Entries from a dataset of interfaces
########################################
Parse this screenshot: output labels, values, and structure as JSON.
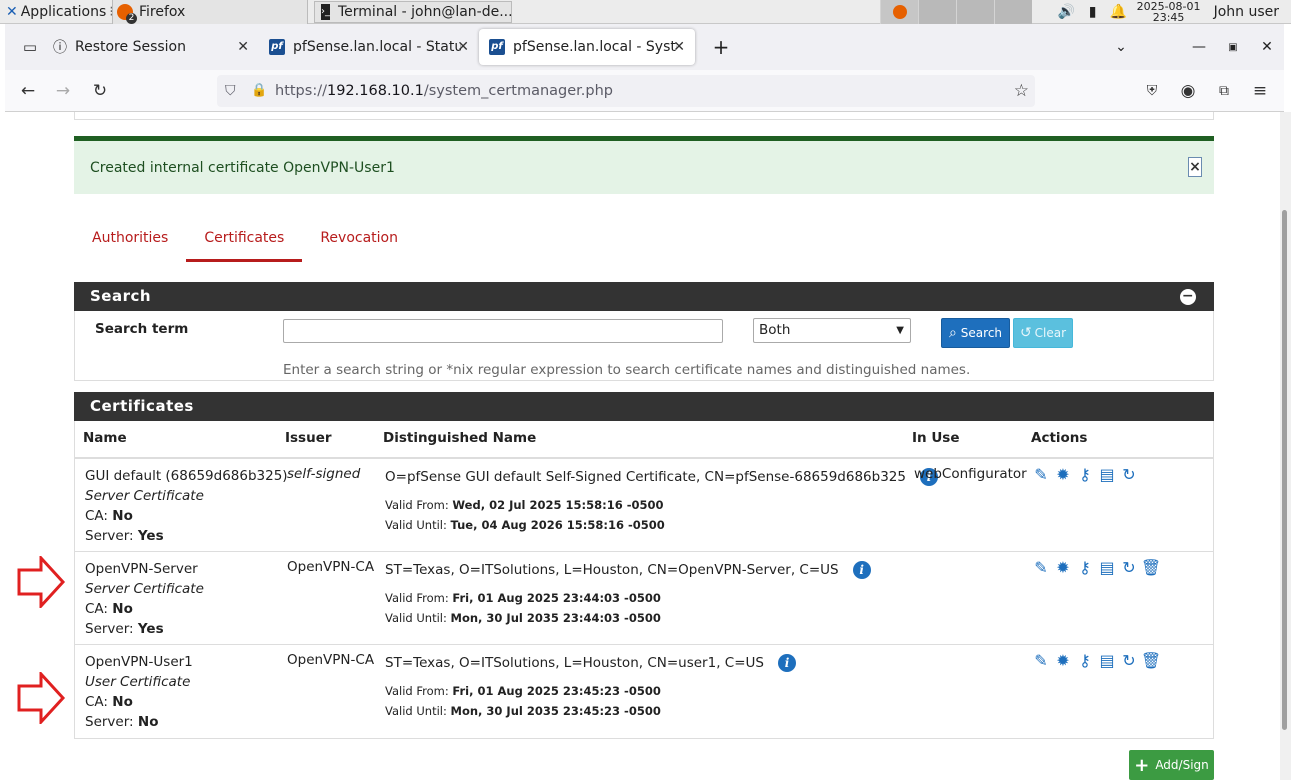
{
  "desktop_panel": {
    "apps_label": "Applications",
    "firefox_task": "Firefox",
    "firefox_badge": "2",
    "terminal_task": "Terminal - john@lan-de...",
    "clock_date": "2025-08-01",
    "clock_time": "23:45",
    "user": "John user"
  },
  "browser": {
    "tabs": [
      {
        "label": "Restore Session"
      },
      {
        "label": "pfSense.lan.local - Status"
      },
      {
        "label": "pfSense.lan.local - System"
      }
    ],
    "url_scheme": "https://",
    "url_host": "192.168.10.1",
    "url_path": "/system_certmanager.php"
  },
  "alert": {
    "message": "Created internal certificate OpenVPN-User1",
    "close": "×"
  },
  "page_tabs": [
    "Authorities",
    "Certificates",
    "Revocation"
  ],
  "search": {
    "title": "Search",
    "term_label": "Search term",
    "term_value": "",
    "scope_selected": "Both",
    "search_btn": "Search",
    "clear_btn": "Clear",
    "help": "Enter a search string or *nix regular expression to search certificate names and distinguished names."
  },
  "certs": {
    "title": "Certificates",
    "columns": [
      "Name",
      "Issuer",
      "Distinguished Name",
      "In Use",
      "Actions"
    ],
    "rows": [
      {
        "name": "GUI default (68659d686b325)",
        "type": "Server Certificate",
        "ca_label": "CA:",
        "ca": "No",
        "server_label": "Server:",
        "server": "Yes",
        "issuer": "self-signed",
        "dn": "O=pfSense GUI default Self-Signed Certificate, CN=pfSense-68659d686b325",
        "from_label": "Valid From:",
        "valid_from": "Wed, 02 Jul 2025 15:58:16 -0500",
        "until_label": "Valid Until:",
        "valid_until": "Tue, 04 Aug 2026 15:58:16 -0500",
        "in_use": "webConfigurator"
      },
      {
        "name": "OpenVPN-Server",
        "type": "Server Certificate",
        "ca_label": "CA:",
        "ca": "No",
        "server_label": "Server:",
        "server": "Yes",
        "issuer": "OpenVPN-CA",
        "dn": "ST=Texas, O=ITSolutions, L=Houston, CN=OpenVPN-Server, C=US",
        "from_label": "Valid From:",
        "valid_from": "Fri, 01 Aug 2025 23:44:03 -0500",
        "until_label": "Valid Until:",
        "valid_until": "Mon, 30 Jul 2035 23:44:03 -0500",
        "in_use": ""
      },
      {
        "name": "OpenVPN-User1",
        "type": "User Certificate",
        "ca_label": "CA:",
        "ca": "No",
        "server_label": "Server:",
        "server": "No",
        "issuer": "OpenVPN-CA",
        "dn": "ST=Texas, O=ITSolutions, L=Houston, CN=user1, C=US",
        "from_label": "Valid From:",
        "valid_from": "Fri, 01 Aug 2025 23:45:23 -0500",
        "until_label": "Valid Until:",
        "valid_until": "Mon, 30 Jul 2035 23:45:23 -0500",
        "in_use": ""
      }
    ],
    "add_btn": "Add/Sign"
  },
  "colors": {
    "link_red": "#b71c1c",
    "action_blue": "#1e6fbd",
    "panel_dark": "#333333",
    "success_bg": "#e4f3e6",
    "arrow_red": "#e02020"
  }
}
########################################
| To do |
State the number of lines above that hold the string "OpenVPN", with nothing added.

| Problem solution |
6